There are two main forces at work here. A first requirement is a desire to improve ties with regional sovereign wealth funds, which supply significant capital as limited partners in their global funds. Second,” he went on, “there will be more incentives for regional sovereign funds to invest in the region.

Since initial public offerings (IPOs) have increased in the region over the past few years, “we also see a trend from business owners to open the capital to private equity funds in order to be IPO-ready.”

Economies in flux
By utilizing mergers and acquisitions (M&A), sovereign wealth funds are able to diversify their investment portfolios, fortify existing partnerships, make strategic investments, grow the regional economy, and train up new leaders in the area.

Garnier emphasized the various archetypes through which sovereign funds invest, such as entering new verticals at scale by constructing local platforms in underdeveloped sectors, fortifying ties with partners, funding emerging industries, raising public awareness, and cultivating local leaders.

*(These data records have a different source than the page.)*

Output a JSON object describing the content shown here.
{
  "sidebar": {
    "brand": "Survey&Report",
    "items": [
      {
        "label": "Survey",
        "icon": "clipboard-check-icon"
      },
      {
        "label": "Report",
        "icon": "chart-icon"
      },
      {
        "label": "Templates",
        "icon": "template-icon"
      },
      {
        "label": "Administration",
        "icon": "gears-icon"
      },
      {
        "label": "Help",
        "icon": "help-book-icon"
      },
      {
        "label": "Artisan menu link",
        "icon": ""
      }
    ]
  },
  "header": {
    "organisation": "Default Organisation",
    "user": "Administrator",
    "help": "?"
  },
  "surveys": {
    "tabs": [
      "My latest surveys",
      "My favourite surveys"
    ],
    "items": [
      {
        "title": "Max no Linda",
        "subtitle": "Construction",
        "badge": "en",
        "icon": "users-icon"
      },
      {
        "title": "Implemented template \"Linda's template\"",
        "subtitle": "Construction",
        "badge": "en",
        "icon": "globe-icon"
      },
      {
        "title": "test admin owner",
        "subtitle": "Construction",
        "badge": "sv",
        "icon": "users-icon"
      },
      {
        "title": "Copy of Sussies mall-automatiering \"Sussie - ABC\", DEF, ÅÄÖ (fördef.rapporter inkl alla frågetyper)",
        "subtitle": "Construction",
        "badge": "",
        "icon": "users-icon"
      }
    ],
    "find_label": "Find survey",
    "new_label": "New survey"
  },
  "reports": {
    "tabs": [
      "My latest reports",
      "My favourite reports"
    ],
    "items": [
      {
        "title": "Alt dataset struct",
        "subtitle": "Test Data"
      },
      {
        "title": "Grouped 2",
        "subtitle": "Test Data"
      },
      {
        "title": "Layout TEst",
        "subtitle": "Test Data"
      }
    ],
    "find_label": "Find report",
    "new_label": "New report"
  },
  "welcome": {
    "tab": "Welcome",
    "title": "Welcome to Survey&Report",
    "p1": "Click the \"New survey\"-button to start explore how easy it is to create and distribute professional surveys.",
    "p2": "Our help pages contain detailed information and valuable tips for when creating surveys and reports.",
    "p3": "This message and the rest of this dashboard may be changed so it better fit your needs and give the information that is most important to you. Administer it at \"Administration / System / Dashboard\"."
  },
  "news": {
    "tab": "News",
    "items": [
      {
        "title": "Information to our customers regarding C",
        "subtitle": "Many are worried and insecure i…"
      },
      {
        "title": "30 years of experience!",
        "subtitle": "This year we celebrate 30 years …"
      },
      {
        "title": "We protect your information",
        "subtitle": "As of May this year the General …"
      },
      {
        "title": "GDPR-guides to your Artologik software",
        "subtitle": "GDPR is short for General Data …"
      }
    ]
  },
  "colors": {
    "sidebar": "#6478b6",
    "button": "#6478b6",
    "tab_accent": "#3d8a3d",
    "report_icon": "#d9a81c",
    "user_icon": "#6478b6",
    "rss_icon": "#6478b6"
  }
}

In August 2022, for instance, the Public Investment Fund of Saudi Arabia invested $1.3 billion in four Egyptian companies, including Abu Qir Fertilizers and Alexandria Container and Cargo Handling.

“This corresponds to one of the archetypes of investment where GCC sovereign wealth funds invest in targeted neighboring countries with the objective to both make investments in attractive assets in large and growing economies to meet targeted countries’ need to privatize some of their assets and strengthen the bilateral ties,” Garnier said.

This frenzied drive to expand internationally creates prospects for businesses and investors throughout the world, not just in the Middle East.

Even more importantly, the report states that family-owned businesses and conglomerates will be able to sell off non-essential assets and reinvest the proceeds in long-term strategic projects within their core businesses.
According to Garnier, international mergers and acquisitions are often a more efficient and rapid means of expanding into new markets than would be the case through organic growth.

Foreign mergers and acquisitions (M&A) “provide access to critical capabilities in the related sector and typically incorporate some localization plans in the home country,” he said. This is especially true of emerging industries driven by technology, such as pharmaceuticals, automobiles, aerospace, etc.
Regional businesses are also participating in international M&A and overseas investment activity. In Egypt, for instance, FAB of Abu Dhabi merged with Bank Audi Egypt to form one of the country’s largest banks.

Techniques that are not the same
To further the region’s long-term push to diversify beyond hydrocarbons and globalize its companies, Saudi Arabia is placing a greater emphasis on mergers and acquisitions.
Financial services, certain industrial sectors, private education, and real estate development are just some of the areas where he predicts further consolidation and local M&A in the Kingdom.

When asked whether dealmakers’ strategies for completing M&A transactions in Saudi Arabia differ from those in other parts of the world, Garnier said, “M&A in the GCC presents a few specifics as the deals tend to take longer from origination to realization, patience is a key success factor for potential acquirers.”

“Also, M&A deals are typically non-competitive because the family owner retains a majority stake, making trust in the potential investor paramount. “However, the situation is changing, and the trend is increasingly converging towards the norms of the rest of the world,” he said.